- [Instructions to follow]:
Determine how many lines of the data include the word "format", and write only that number.

[Material for this exercise — start]

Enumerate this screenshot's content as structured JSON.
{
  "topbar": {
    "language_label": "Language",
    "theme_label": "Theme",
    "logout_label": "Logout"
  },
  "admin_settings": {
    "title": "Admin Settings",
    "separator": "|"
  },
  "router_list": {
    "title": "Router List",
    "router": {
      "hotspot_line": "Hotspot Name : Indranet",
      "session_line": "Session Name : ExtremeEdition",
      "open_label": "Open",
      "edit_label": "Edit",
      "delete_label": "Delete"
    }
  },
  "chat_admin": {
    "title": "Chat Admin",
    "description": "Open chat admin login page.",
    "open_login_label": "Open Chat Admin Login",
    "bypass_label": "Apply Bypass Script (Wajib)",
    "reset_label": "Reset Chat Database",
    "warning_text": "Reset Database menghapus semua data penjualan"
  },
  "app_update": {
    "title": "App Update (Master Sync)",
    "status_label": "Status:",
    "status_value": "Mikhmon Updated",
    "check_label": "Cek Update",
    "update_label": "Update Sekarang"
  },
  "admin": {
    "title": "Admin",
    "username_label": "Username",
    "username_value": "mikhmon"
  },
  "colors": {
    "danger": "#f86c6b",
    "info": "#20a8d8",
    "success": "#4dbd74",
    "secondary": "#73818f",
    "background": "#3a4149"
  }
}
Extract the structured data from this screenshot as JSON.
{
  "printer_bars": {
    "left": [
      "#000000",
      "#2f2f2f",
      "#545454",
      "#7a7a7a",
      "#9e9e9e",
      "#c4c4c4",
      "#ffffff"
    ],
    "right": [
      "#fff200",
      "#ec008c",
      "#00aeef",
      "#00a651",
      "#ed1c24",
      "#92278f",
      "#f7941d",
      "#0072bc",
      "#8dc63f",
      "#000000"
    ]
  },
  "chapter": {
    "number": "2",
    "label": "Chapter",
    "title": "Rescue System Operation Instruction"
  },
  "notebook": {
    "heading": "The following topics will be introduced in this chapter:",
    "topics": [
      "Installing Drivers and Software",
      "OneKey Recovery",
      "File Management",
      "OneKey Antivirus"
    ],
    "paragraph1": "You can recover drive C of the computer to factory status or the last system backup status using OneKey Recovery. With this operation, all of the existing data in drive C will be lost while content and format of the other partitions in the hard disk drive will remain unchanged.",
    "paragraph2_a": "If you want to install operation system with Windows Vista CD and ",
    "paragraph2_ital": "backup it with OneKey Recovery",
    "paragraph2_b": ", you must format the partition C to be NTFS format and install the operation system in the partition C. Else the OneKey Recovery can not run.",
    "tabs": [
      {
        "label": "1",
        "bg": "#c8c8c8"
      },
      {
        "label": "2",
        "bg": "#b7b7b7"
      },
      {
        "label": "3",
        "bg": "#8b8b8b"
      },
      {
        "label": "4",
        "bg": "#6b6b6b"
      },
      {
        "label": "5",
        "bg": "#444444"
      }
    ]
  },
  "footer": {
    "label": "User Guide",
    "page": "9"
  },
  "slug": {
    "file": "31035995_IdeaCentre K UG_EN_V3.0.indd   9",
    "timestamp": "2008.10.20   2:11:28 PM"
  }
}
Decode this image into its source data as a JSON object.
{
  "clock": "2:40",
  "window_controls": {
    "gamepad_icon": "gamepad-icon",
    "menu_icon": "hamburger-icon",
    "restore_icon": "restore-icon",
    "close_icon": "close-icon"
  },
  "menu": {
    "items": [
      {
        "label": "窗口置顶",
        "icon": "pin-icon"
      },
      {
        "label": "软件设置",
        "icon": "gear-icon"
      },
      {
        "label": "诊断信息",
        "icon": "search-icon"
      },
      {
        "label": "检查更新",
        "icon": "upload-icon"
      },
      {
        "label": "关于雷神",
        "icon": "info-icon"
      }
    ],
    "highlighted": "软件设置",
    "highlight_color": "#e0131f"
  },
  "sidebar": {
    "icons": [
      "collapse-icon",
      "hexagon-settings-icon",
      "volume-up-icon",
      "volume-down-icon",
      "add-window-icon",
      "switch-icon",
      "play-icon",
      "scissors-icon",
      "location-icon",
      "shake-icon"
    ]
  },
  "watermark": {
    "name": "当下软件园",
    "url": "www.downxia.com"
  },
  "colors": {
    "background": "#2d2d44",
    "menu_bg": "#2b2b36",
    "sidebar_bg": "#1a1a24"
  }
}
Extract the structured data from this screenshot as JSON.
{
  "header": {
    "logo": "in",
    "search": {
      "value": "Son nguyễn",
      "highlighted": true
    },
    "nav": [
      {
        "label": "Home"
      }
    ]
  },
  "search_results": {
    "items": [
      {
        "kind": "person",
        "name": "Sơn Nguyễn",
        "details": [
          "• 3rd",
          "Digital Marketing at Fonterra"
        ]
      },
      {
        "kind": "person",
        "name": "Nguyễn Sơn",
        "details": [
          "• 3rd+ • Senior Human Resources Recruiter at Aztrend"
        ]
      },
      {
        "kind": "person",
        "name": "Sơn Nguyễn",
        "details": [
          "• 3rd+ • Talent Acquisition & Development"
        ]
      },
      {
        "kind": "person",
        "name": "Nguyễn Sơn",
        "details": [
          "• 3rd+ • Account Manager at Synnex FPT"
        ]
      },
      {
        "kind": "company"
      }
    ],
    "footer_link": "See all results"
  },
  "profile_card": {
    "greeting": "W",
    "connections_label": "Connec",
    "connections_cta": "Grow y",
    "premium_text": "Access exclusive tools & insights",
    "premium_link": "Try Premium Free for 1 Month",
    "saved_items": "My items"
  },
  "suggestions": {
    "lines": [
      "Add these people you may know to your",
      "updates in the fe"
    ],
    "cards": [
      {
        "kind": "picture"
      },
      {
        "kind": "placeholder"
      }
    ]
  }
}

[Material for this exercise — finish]

- [Result of the exercise]:
2